The Triad in the Christmas Story

“Then the angel said to them, ‘Do not be afraid, for behold, I bring you good tidings of great joy which will be to all people. For there is born to you this day in the city of David a Savior, who is Christ the Lord.’”

Luke 2:10-11

This is the most glorious news that we humans can receive. Here in Luke 2, we are told that the Lord’s glory shone around the shepherds in Bethlehem’s field. This was a light from eternity. It gives us a glimpse of the greatness of heavenly glory. Stars paled and night became day when the glory of the Lord shone around them. This heavenly glory shines on, from year to year, from century to century, until the Lord comes again.

It is reported of the shepherds that they were very afraid. Whenever the luminosity of God shines into the darkness of this world, terror is the first reaction. Let us think of Zacharias there in the temple or also when the angel appeared to Mary. John also experienced this holy fright when on the island of Patmos he saw the exalted Lord with His eyes like flames of fire. John fell down like a dead man before this incomprehensible glory. May we also comprehend this glory of God so that it illuminates us and we are in awe before the Eternal, Who was there, Who is there, and Who is coming.

The words of the angel to the shepherds are the first Christmas sermon. It is short, but every word is important. It has much to tell us.

The first triad: Do not be afraid – great joy – all people

“Do not be afraid!” – Where the glory of the Lord shines, there is no more room for fear; there is only room for joy. “Do not be afraid!” – what a message! The angel was sent to proclaim the good news, the everlasting gospel. Let us never stop paying attention to this message in a world of turmoil and fear! Christ came, and He will come again to take His own to Himself.

“Great joy” – this is the essence of the new covenant. All the sadness of this world can be outshone by this joy. All sin and guilt is nullified by the great joy that Jesus has brought. Yes, Christ the Savior is here and has given us this joy. The time of salvation and grace has dawned. God’s face is turned toward us. The true light is shining now, and that is great joy.

This joy is to “all people.” The Christmas sermon is for all people. No one is excluded from it. The world will be helped if it accepts this message. No one has to be lost.

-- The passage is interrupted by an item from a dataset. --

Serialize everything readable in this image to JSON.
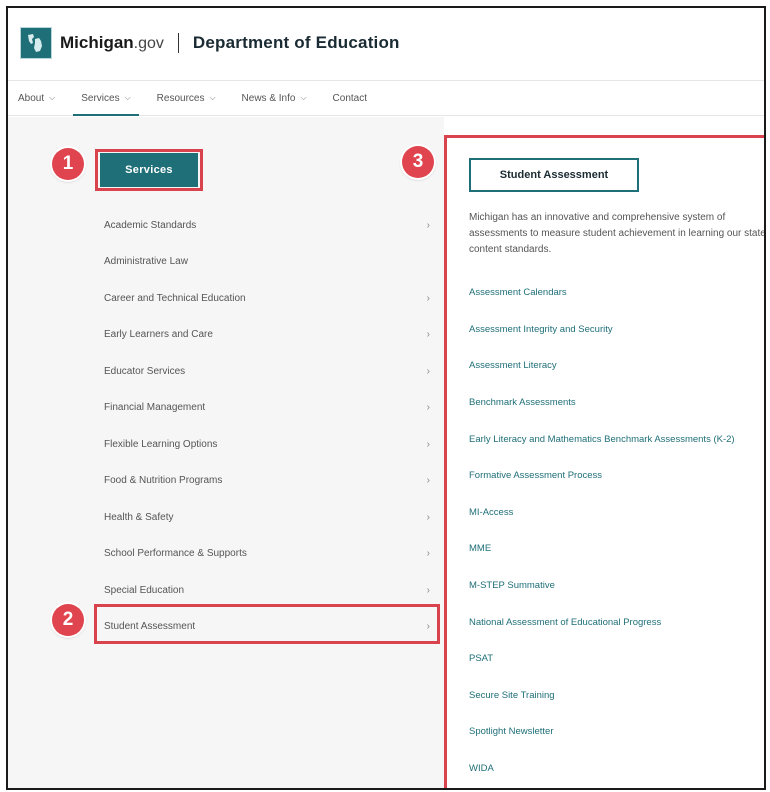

The second triad: He is born – born to you – born this day

Christ is born. The life of every human being begins with birth. Here, the Son of God, the eternal Word, became human. He knows how we feel in this poor earthly life. That is why He became a compassionate high priest for us who bears our guilt, hears us, forgives our guilt, and makes us members of His Church.

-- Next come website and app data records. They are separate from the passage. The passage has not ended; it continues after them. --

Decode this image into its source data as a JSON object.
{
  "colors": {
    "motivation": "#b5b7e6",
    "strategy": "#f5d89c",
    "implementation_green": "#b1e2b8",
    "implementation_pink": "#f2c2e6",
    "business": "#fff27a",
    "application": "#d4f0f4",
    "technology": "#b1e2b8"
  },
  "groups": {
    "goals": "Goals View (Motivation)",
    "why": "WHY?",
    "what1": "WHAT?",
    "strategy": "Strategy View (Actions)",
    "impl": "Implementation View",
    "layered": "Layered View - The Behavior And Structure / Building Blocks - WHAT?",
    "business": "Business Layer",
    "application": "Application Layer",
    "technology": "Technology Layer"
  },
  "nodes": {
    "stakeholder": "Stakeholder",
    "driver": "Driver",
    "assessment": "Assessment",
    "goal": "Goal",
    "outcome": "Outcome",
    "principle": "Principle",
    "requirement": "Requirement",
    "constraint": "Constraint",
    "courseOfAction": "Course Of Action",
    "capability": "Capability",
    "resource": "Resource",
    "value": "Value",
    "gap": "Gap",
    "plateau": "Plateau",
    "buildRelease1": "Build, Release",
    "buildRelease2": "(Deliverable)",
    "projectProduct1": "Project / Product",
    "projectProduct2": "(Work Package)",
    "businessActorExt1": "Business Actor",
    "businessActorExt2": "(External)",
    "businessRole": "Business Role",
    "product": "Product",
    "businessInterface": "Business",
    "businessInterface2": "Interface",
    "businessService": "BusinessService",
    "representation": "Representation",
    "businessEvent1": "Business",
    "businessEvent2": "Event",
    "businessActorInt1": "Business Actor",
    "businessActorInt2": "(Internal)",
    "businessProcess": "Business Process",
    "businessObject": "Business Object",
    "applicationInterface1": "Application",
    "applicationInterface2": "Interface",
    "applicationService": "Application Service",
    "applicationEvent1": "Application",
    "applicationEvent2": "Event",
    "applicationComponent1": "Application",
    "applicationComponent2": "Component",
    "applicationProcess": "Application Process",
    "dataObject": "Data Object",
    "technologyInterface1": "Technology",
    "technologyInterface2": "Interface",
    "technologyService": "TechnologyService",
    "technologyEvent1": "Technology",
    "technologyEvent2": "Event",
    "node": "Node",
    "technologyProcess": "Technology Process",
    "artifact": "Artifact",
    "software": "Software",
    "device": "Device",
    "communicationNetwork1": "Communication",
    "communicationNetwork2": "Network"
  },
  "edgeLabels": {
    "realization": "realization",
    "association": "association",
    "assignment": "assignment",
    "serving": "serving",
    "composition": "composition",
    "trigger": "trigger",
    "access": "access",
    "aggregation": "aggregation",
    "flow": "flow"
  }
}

Christ is born – born to you – born this day. He was already there before the foundation of the world; indeed, He is eternal, but now He has entered our time. In His high priestly prayer, He said, “…with the glory which I had with You before the world was.” “For there is born to you this day…a Savior” rings in the heart of a searching person who wants to find divine peace in their longing and restlessness.

The third triad: A Savior – Christ – the Lord

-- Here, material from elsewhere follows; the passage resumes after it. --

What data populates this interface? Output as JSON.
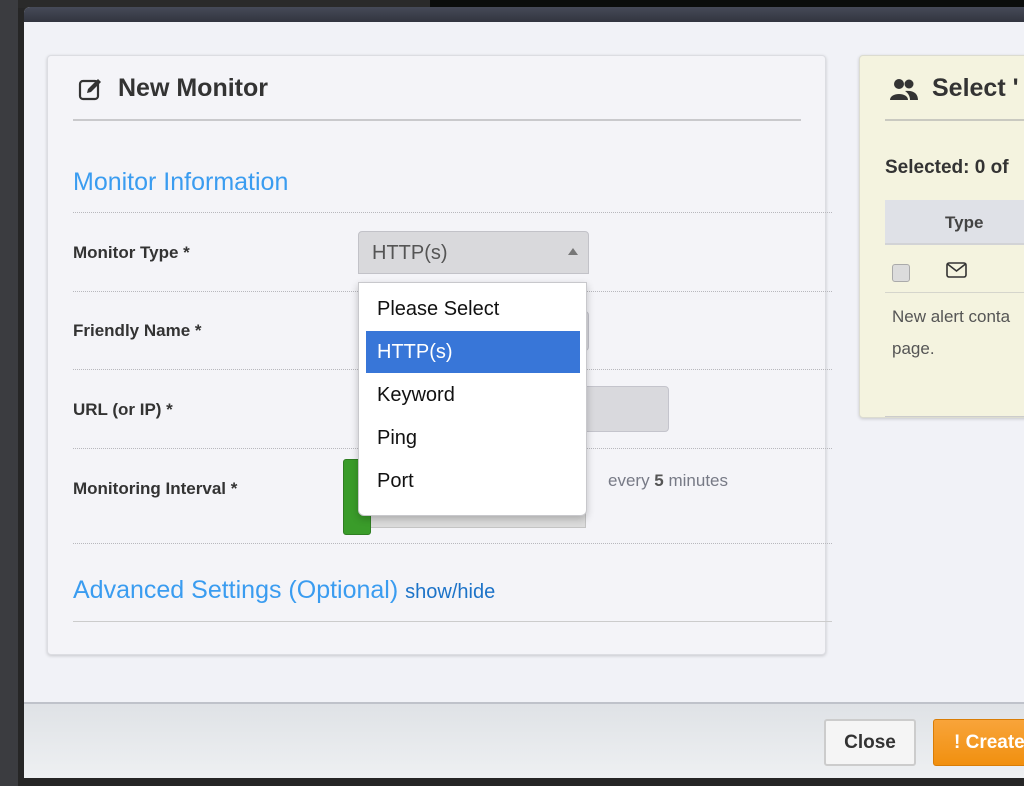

The word “Savior” is often used in the New Testament. It means: no one else can save us but He, the Savior. With this word, the angel proclaimed the great work of Jesus Christ.

“Christ” – that is His title, Christ, the Anointed One, the Messiah. He is a priest-king. In the Old Testament, prophets, priests, and kings were anointed. In Christ, these offices are united. He is our High Priest and our King, indeed, the King of all kings. Only through faith in Him can we become children of God. Only He can call us out of darkness into His marvelous light. He can save us from the power of sin. Christ must live in us, otherwise the birth of Christ and also His suffering and death have no value for us personally.

The angel said: “Lord.” A newborn child is called “Lord.” He is the Lord of all mankind. He wants to be our Lord, but He does not want to enslave us as Satan does.

What a Christmas present! This is cause for great joy. Yes, we may have this joy, “for God so loved the world that He gave His only begotten Son, that whoever believes in Him should not perish but have everlasting life” (John 3:16).

Otto Sommerfeld

Be the first to comment

Leave a Reply

Your email address will not be published.